### What the exercise asks
Each line with the string "image" is to be copied from the records below.
======== Data listing ========
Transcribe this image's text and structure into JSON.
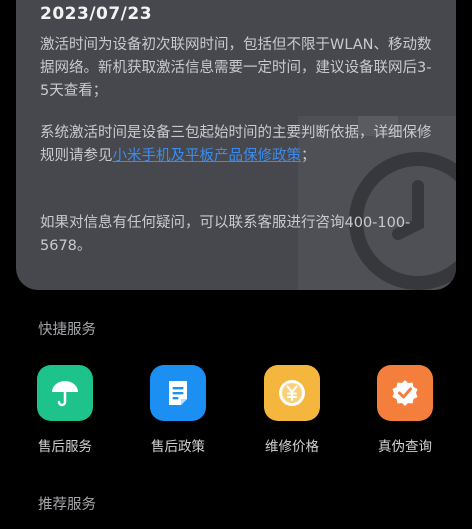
{
  "info_card": {
    "date": "2023/07/23",
    "para1": "激活时间为设备初次联网时间，包括但不限于WLAN、移动数据网络。新机获取激活信息需要一定时间，建议设备联网后3-5天查看；",
    "para2_prefix": "系统激活时间是设备三包起始时间的主要判断依据，详细保修规则请参见",
    "para2_link": "小米手机及平板产品保修政策",
    "para2_suffix": "；",
    "para3": "如果对信息有任何疑问，可以联系客服进行咨询400-100-5678。"
  },
  "quick_services": {
    "title": "快捷服务",
    "items": [
      {
        "label": "售后服务",
        "icon": "umbrella-icon",
        "color": "#1ec28b"
      },
      {
        "label": "售后政策",
        "icon": "document-icon",
        "color": "#1b8ff2"
      },
      {
        "label": "维修价格",
        "icon": "yuan-coin-icon",
        "color": "#f4b63d"
      },
      {
        "label": "真伪查询",
        "icon": "verified-badge-icon",
        "color": "#f47f3d"
      }
    ]
  },
  "recommended_services": {
    "title": "推荐服务"
  }
}
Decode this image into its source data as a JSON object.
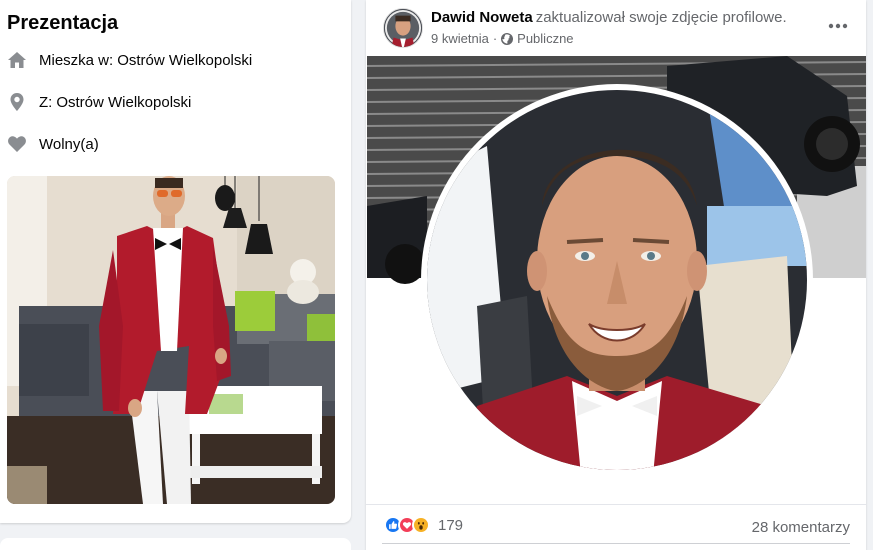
{
  "intro": {
    "title": "Prezentacja",
    "lives_label": "Mieszka w:",
    "lives_value": "Ostrów Wielkopolski",
    "from_label": "Z:",
    "from_value": "Ostrów Wielkopolski",
    "relationship": "Wolny(a)",
    "icons": {
      "lives": "home-icon",
      "from": "location-pin-icon",
      "relationship": "heart-icon"
    }
  },
  "post": {
    "author": "Dawid Noweta",
    "action": "zaktualizował swoje zdjęcie profilowe.",
    "date": "9 kwietnia",
    "separator": "·",
    "privacy": "Publiczne",
    "icons": {
      "privacy": "globe-icon",
      "more": "more-options-icon"
    },
    "reaction_count": "179",
    "reactions": [
      "like",
      "love",
      "wow"
    ],
    "comments": "28 komentarzy"
  },
  "colors": {
    "like": "#1877f2",
    "love": "#f33e58",
    "wow": "#f7b125",
    "secondary_text": "#65676b",
    "icon_gray": "#8a8d91"
  }
}
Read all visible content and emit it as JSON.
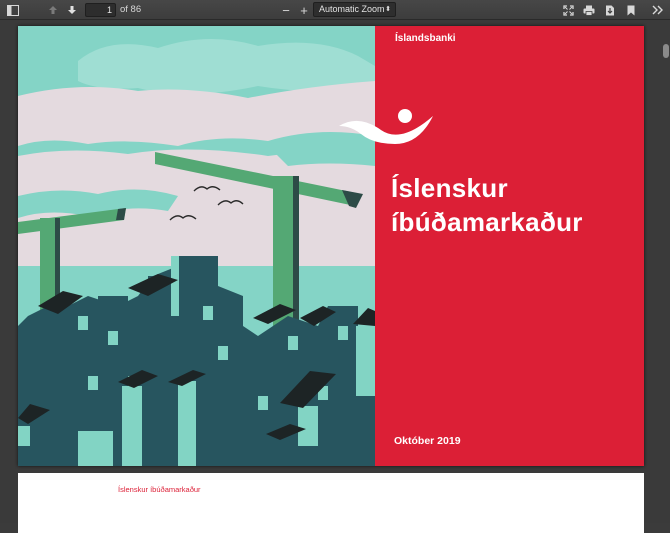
{
  "toolbar": {
    "page_number": "1",
    "page_count_label": "of 86",
    "zoom_label": "Automatic Zoom",
    "zoom_options": [
      "Automatic Zoom"
    ],
    "zoom_out_symbol": "−",
    "zoom_in_symbol": "+",
    "icons": [
      "sidebar-toggle-icon",
      "previous-page-icon",
      "next-page-icon",
      "presentation-mode-icon",
      "print-icon",
      "download-icon",
      "bookmark-icon",
      "tools-icon"
    ]
  },
  "cover": {
    "brand": "Íslandsbanki",
    "title_line1": "Íslenskur",
    "title_line2": "íbúðamarkaður",
    "date": "Október 2019",
    "colors": {
      "red": "#dc1f36",
      "sky": "#84d4c6",
      "buildings": "#27555f",
      "crane": "#54a874"
    }
  },
  "page2": {
    "header": "Íslenskur íbúðamarkaður"
  }
}
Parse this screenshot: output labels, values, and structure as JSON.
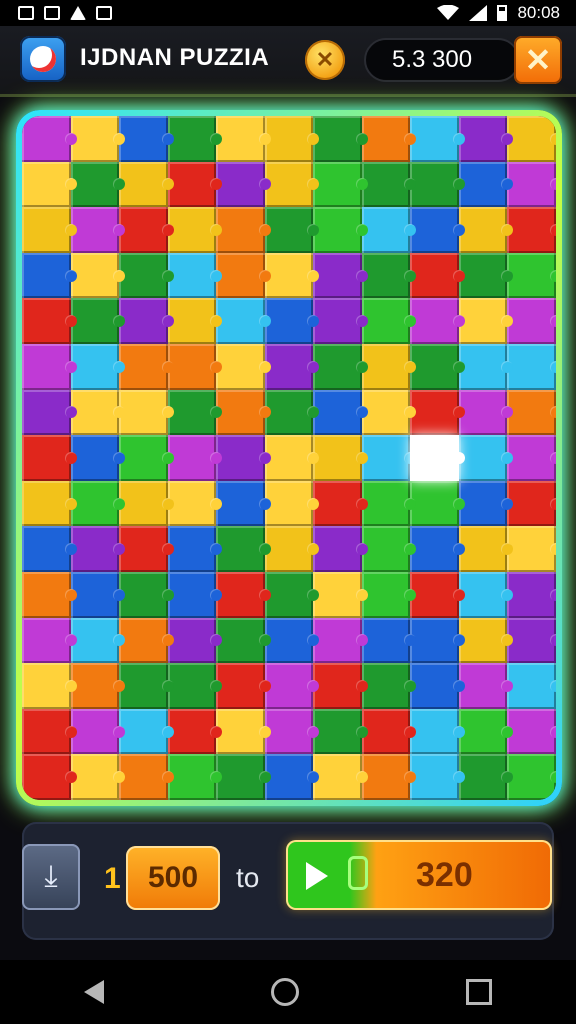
{
  "status_bar": {
    "time": "80:08"
  },
  "header": {
    "app_title": "IJDNAN PUZZIA",
    "coin_symbol": "✕",
    "score": "5.3 300",
    "close_symbol": "✕"
  },
  "board": {
    "columns": 11,
    "rows": 15,
    "palette": [
      "#1d63d9",
      "#f2c21a",
      "#8a2bc9",
      "#1f9a2e",
      "#e0261c",
      "#f27a10",
      "#35c2f0",
      "#2fc42f",
      "#c03ad6",
      "#ffd23a"
    ],
    "highlight_color": "#ffffff"
  },
  "bottom": {
    "hint_symbol": "⤓",
    "count": "1",
    "cost": "500",
    "to_label": "to",
    "play_value": "320"
  },
  "nav": {
    "buttons": [
      "back",
      "home",
      "recent"
    ]
  }
}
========
### Solved exercise
Transcribe this image's text and structure into JSON.
Decode this image into its source data as a JSON object.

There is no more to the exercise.